As the two cars touched tyres, Trulli bounced up and over Chandhok, his car coming to rest on the side of the HRT before catching fire.

Inevitably, the overworked safety car came into play for the fourth time, pulling into the pits just after Rascasse, ensuring the race did not finish behind it.

But as Webber took the chequered flag, seven-times champion Michael Schumacher slipped up the inside of a sleeping Alonso in his Mercedes to take sixth, although the stewards are to investigate.

Nico Rosberg came home eighth in his Mercedes, followed by the Force Indias of Adrian Sutil and Vitantonio Liuzzi, with the Toro Rossos of Sebastien Buemi and Jaime Alguersuari 11th and 12th and the only other cars to finish.

Following the fourth win of his career, an exultant Webber said: "It feels absolutely incredible - the greatest day of my life.

"To win here is a very special day.
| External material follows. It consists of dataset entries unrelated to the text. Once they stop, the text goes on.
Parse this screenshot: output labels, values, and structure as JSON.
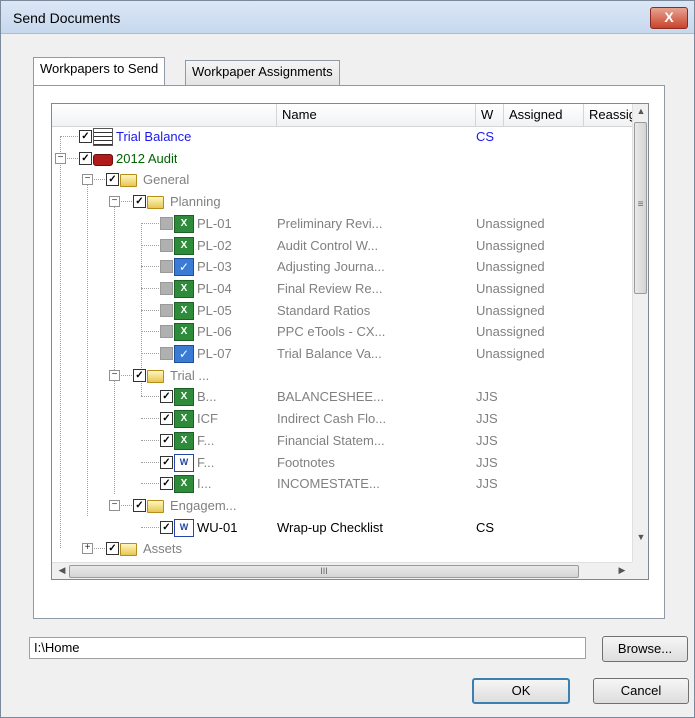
{
  "window": {
    "title": "Send Documents",
    "close_label": "X"
  },
  "tabs": [
    {
      "label": "Workpapers to Send",
      "active": true
    },
    {
      "label": "Workpaper Assignments",
      "active": false
    }
  ],
  "columns": [
    "Name",
    "W",
    "Assigned",
    "Reassigne"
  ],
  "tree": [
    {
      "depth": 0,
      "expander": "",
      "checkbox": "checked",
      "icon": "grid-icon",
      "label": "Trial Balance",
      "name": "",
      "w": "CS",
      "assigned": "",
      "color": "blue"
    },
    {
      "depth": 0,
      "expander": "-",
      "checkbox": "checked",
      "icon": "binder-icon",
      "label": "2012 Audit",
      "name": "",
      "w": "",
      "assigned": "",
      "color": "green"
    },
    {
      "depth": 1,
      "expander": "-",
      "checkbox": "checked",
      "icon": "folder-icon",
      "label": "General",
      "name": "",
      "w": "",
      "assigned": "",
      "color": "gray"
    },
    {
      "depth": 2,
      "expander": "-",
      "checkbox": "checked",
      "icon": "folder-icon",
      "label": "Planning",
      "name": "",
      "w": "",
      "assigned": "",
      "color": "gray"
    },
    {
      "depth": 3,
      "expander": "",
      "checkbox": "grey",
      "icon": "excel-icon",
      "label": "PL-01",
      "name": "Preliminary Revi...",
      "w": "",
      "assigned": "Unassigned",
      "color": "gray"
    },
    {
      "depth": 3,
      "expander": "",
      "checkbox": "grey",
      "icon": "excel-icon",
      "label": "PL-02",
      "name": "Audit Control W...",
      "w": "",
      "assigned": "Unassigned",
      "color": "gray"
    },
    {
      "depth": 3,
      "expander": "",
      "checkbox": "grey",
      "icon": "checklist-icon",
      "label": "PL-03",
      "name": "Adjusting Journa...",
      "w": "",
      "assigned": "Unassigned",
      "color": "gray"
    },
    {
      "depth": 3,
      "expander": "",
      "checkbox": "grey",
      "icon": "excel-icon",
      "label": "PL-04",
      "name": "Final Review Re...",
      "w": "",
      "assigned": "Unassigned",
      "color": "gray"
    },
    {
      "depth": 3,
      "expander": "",
      "checkbox": "grey",
      "icon": "excel-icon",
      "label": "PL-05",
      "name": "Standard Ratios",
      "w": "",
      "assigned": "Unassigned",
      "color": "gray"
    },
    {
      "depth": 3,
      "expander": "",
      "checkbox": "grey",
      "icon": "excel-icon",
      "label": "PL-06",
      "name": "PPC eTools - CX...",
      "w": "",
      "assigned": "Unassigned",
      "color": "gray"
    },
    {
      "depth": 3,
      "expander": "",
      "checkbox": "grey",
      "icon": "checklist-icon",
      "label": "PL-07",
      "name": "Trial Balance Va...",
      "w": "",
      "assigned": "Unassigned",
      "color": "gray"
    },
    {
      "depth": 2,
      "expander": "-",
      "checkbox": "checked",
      "icon": "folder-icon",
      "label": "Trial ...",
      "name": "",
      "w": "",
      "assigned": "",
      "color": "gray"
    },
    {
      "depth": 3,
      "expander": "",
      "checkbox": "checked",
      "icon": "excel-icon",
      "label": "B...",
      "name": "BALANCESHEE...",
      "w": "JJS",
      "assigned": "",
      "color": "gray"
    },
    {
      "depth": 3,
      "expander": "",
      "checkbox": "checked",
      "icon": "excel-icon",
      "label": "ICF",
      "name": "Indirect Cash Flo...",
      "w": "JJS",
      "assigned": "",
      "color": "gray"
    },
    {
      "depth": 3,
      "expander": "",
      "checkbox": "checked",
      "icon": "excel-icon",
      "label": "F...",
      "name": "Financial Statem...",
      "w": "JJS",
      "assigned": "",
      "color": "gray"
    },
    {
      "depth": 3,
      "expander": "",
      "checkbox": "checked",
      "icon": "word-icon",
      "label": "F...",
      "name": "Footnotes",
      "w": "JJS",
      "assigned": "",
      "color": "gray"
    },
    {
      "depth": 3,
      "expander": "",
      "checkbox": "checked",
      "icon": "excel-icon",
      "label": "I...",
      "name": "INCOMESTATE...",
      "w": "JJS",
      "assigned": "",
      "color": "gray"
    },
    {
      "depth": 2,
      "expander": "-",
      "checkbox": "checked",
      "icon": "folder-icon",
      "label": "Engagem...",
      "name": "",
      "w": "",
      "assigned": "",
      "color": "gray"
    },
    {
      "depth": 3,
      "expander": "",
      "checkbox": "checked",
      "icon": "word-icon",
      "label": "WU-01",
      "name": "Wrap-up Checklist",
      "w": "CS",
      "assigned": "",
      "color": "black"
    },
    {
      "depth": 1,
      "expander": "+",
      "checkbox": "checked",
      "icon": "folder-icon",
      "label": "Assets",
      "name": "",
      "w": "",
      "assigned": "",
      "color": "gray"
    }
  ],
  "scroll": {
    "hscroll_mark": "III",
    "vscroll_mark": "≡"
  },
  "path": {
    "value": "I:\\Home"
  },
  "buttons": {
    "browse": "Browse...",
    "ok": "OK",
    "cancel": "Cancel"
  }
}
I did well in qualifying, but this place is such a test for two hours and I knew I had a lot of work to do.

"We had lots of tests, safety cars, so a very satisfying win. I'm elated to join the likes of Ayrton Senna and those guys around here."

Vettel admitted he did not have the pace to keep up with Webber and was happy to settle for second.

"I just wasn't able to keep up with him," said Vettel.

"There was a big difference, and then late on when I felt the grip come back I wasn't too far off.

"There was no real point to make an effort to overtake, but to be honest I had to look more in the mirrors as Robert was pushing quite hard.

"But I'm very, very happy. I don't think we could have done better."

Kubica conceded it was his poor start which cost him as the Pole said: "Pulling away I thought I had a chance to overtake Mark.

"But I got on the power too early, had too much wheel spin, and then I had to defend from Felipe.

"But this is a positive. No-one was expecting us to finish on the podium."